Heinrich Nüsslein grew up in a family of German petty bourgeoisie. After training as a typesetter and bookbinder he entered the National School of Arts in Nuremberg, but he stayed only for a year because of a very poor eyesight. He worked as a photographer for some time and in 1913 started to work in an antique shop in Nuremberg. In the twenties he began his own artistic work, influenced by spiritualism and esoteric sciences. His work is of religious and mythological inspiration; he described himself as “a psychic painter and metaphysical writer.” His style followed the path dictated by his trance: “I do not paint, but it paints,” he said.

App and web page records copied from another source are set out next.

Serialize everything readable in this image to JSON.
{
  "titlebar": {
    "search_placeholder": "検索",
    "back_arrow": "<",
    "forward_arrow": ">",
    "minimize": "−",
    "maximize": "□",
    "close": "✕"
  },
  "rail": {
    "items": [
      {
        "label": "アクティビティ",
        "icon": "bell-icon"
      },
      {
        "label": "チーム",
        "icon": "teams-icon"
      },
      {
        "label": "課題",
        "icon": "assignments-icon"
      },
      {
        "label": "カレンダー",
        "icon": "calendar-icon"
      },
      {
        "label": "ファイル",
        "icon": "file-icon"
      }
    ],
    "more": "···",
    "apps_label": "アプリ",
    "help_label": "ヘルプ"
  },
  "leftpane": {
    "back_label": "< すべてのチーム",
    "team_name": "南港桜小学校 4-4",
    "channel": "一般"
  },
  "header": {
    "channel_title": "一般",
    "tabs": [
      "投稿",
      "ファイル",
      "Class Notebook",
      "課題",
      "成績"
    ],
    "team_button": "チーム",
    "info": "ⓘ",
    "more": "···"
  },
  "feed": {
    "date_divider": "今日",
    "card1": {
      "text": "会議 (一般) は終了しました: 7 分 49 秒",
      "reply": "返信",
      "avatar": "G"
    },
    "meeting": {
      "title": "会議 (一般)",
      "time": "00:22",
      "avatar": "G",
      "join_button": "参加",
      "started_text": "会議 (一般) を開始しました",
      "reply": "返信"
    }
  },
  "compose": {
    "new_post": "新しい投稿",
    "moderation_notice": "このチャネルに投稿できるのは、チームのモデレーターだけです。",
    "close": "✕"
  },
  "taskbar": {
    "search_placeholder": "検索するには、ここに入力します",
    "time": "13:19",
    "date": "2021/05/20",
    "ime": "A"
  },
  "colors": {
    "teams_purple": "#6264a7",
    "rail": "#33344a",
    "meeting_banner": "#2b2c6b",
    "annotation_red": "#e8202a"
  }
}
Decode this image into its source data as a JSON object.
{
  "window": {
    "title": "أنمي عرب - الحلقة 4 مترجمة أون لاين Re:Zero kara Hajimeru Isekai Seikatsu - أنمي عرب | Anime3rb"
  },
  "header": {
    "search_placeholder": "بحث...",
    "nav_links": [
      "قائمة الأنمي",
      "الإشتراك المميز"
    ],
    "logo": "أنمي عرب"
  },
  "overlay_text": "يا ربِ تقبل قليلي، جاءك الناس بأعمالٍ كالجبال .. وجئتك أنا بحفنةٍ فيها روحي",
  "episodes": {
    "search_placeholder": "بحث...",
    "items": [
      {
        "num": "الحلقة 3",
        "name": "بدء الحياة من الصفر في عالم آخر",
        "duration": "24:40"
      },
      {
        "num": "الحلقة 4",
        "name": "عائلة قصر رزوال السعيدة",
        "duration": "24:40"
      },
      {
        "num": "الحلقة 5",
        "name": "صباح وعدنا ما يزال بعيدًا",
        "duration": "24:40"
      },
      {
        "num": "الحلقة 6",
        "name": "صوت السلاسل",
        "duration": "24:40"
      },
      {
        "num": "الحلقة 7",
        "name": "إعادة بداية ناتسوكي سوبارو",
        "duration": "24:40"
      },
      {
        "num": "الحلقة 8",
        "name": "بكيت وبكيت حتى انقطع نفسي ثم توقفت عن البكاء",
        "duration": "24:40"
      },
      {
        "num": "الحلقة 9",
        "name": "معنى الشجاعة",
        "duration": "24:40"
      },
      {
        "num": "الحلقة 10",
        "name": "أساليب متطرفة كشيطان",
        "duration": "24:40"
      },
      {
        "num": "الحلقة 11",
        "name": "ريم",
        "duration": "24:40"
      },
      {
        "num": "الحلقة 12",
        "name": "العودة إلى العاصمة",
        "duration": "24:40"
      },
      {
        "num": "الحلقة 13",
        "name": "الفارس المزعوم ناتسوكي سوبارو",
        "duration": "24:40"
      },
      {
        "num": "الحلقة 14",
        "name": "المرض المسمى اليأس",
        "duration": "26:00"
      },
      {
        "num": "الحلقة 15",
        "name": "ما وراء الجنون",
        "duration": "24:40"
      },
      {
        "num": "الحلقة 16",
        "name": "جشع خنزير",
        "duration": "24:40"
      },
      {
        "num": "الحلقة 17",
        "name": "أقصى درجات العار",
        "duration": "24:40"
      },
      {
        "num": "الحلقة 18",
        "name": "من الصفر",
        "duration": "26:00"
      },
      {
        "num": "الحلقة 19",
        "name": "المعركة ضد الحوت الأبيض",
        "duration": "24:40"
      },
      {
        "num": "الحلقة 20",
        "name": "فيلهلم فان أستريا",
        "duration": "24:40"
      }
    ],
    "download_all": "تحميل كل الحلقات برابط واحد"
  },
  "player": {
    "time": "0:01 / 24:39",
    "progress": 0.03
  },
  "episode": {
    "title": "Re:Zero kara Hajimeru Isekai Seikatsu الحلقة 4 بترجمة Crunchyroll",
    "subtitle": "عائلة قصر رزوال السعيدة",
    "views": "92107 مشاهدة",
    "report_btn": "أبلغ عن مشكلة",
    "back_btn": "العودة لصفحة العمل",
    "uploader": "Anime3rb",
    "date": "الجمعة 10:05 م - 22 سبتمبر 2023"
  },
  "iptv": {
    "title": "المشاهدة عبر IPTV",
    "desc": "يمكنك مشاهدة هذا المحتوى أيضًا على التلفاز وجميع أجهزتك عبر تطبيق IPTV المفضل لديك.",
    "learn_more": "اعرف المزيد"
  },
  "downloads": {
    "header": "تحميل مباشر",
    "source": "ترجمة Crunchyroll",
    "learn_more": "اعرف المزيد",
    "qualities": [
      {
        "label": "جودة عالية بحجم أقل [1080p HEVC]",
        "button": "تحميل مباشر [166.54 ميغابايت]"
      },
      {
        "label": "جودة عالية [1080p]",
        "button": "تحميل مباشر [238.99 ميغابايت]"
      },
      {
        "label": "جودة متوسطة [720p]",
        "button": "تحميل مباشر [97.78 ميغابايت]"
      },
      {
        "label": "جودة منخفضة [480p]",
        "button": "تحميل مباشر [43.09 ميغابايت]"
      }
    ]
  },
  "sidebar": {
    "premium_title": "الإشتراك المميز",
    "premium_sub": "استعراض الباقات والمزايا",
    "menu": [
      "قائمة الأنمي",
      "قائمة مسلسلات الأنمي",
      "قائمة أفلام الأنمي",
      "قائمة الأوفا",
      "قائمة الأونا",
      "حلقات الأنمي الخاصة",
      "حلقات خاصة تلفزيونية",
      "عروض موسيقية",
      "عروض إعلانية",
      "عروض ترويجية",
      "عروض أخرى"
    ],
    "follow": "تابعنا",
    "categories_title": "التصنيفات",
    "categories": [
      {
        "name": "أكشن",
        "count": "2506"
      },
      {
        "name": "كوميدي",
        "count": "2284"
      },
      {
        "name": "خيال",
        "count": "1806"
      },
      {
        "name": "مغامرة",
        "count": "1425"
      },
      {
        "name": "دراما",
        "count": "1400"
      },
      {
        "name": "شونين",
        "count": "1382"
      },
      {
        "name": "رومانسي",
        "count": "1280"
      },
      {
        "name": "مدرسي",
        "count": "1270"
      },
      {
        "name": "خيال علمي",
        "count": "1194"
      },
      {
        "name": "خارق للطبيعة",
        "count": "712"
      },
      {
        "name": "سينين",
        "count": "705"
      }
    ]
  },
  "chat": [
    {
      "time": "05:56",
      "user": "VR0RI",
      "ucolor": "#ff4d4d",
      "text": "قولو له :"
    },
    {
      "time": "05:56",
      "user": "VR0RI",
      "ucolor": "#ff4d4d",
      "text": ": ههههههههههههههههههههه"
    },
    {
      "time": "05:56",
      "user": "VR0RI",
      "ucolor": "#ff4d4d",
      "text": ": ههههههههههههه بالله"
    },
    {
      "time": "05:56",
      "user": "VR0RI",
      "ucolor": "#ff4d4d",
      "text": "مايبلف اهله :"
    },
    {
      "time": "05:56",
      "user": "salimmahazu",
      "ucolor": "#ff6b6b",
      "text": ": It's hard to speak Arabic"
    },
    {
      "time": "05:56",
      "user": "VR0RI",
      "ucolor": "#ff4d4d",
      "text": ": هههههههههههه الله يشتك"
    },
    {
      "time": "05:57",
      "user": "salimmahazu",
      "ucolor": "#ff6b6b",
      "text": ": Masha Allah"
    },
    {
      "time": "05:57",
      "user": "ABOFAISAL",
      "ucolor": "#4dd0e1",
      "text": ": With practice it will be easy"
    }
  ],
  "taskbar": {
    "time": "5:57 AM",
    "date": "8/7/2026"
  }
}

He executed his works most often with eyes closed or in darkness, in a very short time, from one to fifteen minutes, exceptional paintings with a brush that he wiped with a cloth.
Exhibited in London and the United States, he acquired a certain notoriety and created a considerable production; from about 20,000 works most have disappeared, confiscated and destroyed during the Nazi period; today there remain only a few hundred.